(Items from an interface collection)

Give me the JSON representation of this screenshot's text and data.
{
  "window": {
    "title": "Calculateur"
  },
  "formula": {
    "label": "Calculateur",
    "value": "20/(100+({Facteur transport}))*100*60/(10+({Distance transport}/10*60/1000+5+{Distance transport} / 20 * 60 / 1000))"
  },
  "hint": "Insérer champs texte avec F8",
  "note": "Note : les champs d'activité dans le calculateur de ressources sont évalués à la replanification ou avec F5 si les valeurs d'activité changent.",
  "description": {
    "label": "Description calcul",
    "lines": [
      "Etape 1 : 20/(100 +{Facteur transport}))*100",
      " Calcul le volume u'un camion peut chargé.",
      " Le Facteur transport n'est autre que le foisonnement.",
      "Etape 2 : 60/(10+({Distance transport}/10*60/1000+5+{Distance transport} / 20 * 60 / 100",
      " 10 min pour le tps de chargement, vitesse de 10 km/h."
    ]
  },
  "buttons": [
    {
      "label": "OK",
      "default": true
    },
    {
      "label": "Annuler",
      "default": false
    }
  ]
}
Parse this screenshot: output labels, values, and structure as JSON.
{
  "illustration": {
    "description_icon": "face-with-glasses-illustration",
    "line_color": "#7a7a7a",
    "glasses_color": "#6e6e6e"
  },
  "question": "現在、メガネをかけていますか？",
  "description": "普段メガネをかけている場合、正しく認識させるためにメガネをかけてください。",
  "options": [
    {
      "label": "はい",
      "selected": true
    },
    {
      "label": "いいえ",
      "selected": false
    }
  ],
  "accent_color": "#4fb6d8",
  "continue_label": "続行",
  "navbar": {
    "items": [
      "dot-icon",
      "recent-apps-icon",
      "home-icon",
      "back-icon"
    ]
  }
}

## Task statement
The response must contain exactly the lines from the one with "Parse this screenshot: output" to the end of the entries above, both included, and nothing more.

## Result of this exercise
Parse this screenshot: output labels, values, and structure as JSON.
{
  "illustration": {
    "description_icon": "face-with-glasses-illustration",
    "line_color": "#7a7a7a",
    "glasses_color": "#6e6e6e"
  },
  "question": "現在、メガネをかけていますか？",
  "description": "普段メガネをかけている場合、正しく認識させるためにメガネをかけてください。",
  "options": [
    {
      "label": "はい",
      "selected": true
    },
    {
      "label": "いいえ",
      "selected": false
    }
  ],
  "accent_color": "#4fb6d8",
  "continue_label": "続行",
  "navbar": {
    "items": [
      "dot-icon",
      "recent-apps-icon",
      "home-icon",
      "back-icon"
    ]
  }
}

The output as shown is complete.